Election workers' case goes to jury
The three are accused of various violations in a vote recount in November 2004.
CLEVELAND (AP) -- A jury started to decide Tuesday whether three election workers in the state's most populous county illegally rigged what was supposed to be a random sample recount in the 2004 presidential election to avoid a time-consuming hand count of all votes.
"This was not done for political reasons," the case's special prosecutor, Kevin Baxter, said in his closing argument. "It was so you didn't have to do a full hand recount. Politics didn't matter."
Defense lawyer Roger Synenberg, representing one of the three women on trial, said in his closing that the 2004 presidential election, when Ohio clinched a second term for President Bush, was the most publicly observed ever in Cuyahoga County.
"To claim that these three would knowingly do something wrong under this much scrutiny is an absurdity," he said.
The Cuyahoga County prosecutor's office is the legal adviser for the elections board, and an assistant prosecutor who monitored the recount could have stopped it but found no reason to do so, Synenberg said. Defense attorneys sought a mistrial by arguing they did not receive notes of that assistant prosecutor soon enough, but the request was denied.
The defense said the three employees did nothing wrong and simply were following procedures as they understood them.
The case comes as elections have fallen under greater scrutiny since the 2000 presidential election. That's when recounts of paper ballots in Florida dragged on for weeks and the U.S. Supreme Court became involved. Cuyahoga also has been under the microscope after numerous problems with elections in bellwether Ohio.
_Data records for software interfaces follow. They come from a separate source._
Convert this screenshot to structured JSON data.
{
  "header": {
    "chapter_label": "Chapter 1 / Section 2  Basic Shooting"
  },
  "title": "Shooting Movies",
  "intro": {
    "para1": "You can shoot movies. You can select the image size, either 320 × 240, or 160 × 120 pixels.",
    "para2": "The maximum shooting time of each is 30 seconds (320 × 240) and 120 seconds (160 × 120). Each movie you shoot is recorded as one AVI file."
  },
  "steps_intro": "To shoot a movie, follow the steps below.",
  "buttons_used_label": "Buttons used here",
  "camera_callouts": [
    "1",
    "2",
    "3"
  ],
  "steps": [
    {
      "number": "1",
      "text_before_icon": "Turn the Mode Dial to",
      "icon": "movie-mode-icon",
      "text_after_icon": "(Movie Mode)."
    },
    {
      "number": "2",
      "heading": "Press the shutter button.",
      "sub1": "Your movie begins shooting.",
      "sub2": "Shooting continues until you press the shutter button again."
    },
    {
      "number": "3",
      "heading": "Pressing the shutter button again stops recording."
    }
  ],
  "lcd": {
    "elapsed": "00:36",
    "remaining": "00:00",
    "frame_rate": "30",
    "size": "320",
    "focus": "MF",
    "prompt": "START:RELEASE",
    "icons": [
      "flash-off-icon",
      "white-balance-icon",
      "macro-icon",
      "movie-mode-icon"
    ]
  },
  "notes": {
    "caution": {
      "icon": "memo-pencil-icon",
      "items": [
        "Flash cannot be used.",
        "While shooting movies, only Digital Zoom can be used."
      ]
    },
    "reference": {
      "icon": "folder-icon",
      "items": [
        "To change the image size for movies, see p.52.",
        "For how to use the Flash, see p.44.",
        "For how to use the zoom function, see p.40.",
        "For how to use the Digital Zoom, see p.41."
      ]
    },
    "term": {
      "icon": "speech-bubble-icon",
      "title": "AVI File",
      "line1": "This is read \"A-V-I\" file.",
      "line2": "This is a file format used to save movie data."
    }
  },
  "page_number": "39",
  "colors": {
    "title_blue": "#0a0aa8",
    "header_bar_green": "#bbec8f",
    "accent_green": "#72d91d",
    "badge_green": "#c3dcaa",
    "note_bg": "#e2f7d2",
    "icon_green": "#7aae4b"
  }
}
Charged with various counts each of election misconduct or interference are Jacqueline Maiden, the Cuyahoga County Board of Elections' coordinator, who was the board's third-highest ranking employee when she was indicted last March; Rosie Grier, assistant manager of the board's ballot department; and Kathleen Dreamer, ballot manager. The most serious charge faced by each is a felony that carries a maximum sentence of 18 months in prison, Baxter said.
Ohio gave Bush the electoral votes he needed to defeat Democratic Sen. John Kerry and hold on to the White House in 2004.
Baxter, who was brought in from another county to prosecute the case, has made no claim about whether mishandling the recount could have affected the presidential election.
In Cuyahoga County, a Democratic stronghold where about 600,000 ballots were cast, the recount did not have much effect on the results. Kerry gained 17 votes and Bush lost six.
Statewide, Bush won by about 118,000 votes out of 5.5 million cast. Green Party candidate David Cobb and Libertarian Party candidate Michael Badnarik sought the recount and complained about its procedure.
Baxter told jurors during his closing that prosecution witnesses painted a picture that the recount was done behind closed doors, starting three days ahead of its public date, Dec. 16, 2004, and that ballots were preselected rather than chosen randomly as required by state law.
"The intent was that everything would be pristine and everything run smoothly," Baxter said.
But the plan fell apart, he said, when some of the stacks of ballots that had previously been counted were not shuffled, resulting in streams of constant votes for either President Bush or his challenger, John Kerry, drawing questions from observers at the official recount.
He said the three defendants sought to conceal the prior selection and count of ballots.
"They knew they were breaching their duties," Baxter said.
During the trial, which began Thursday, Patricia Wolfe, election administrator in the Ohio Secretary of State's office, testified that election boards are expected to follow the law and can choose the way precincts are selected randomly for recounts.
Ohio law states that during a recount each county is supposed to randomly count at least 3 percent of its ballots by hand and by machine. If there are not discrepancies in those counts, the rest of the votes can be recounted by machine. A full hand-count is ordered if two random samples result in differences.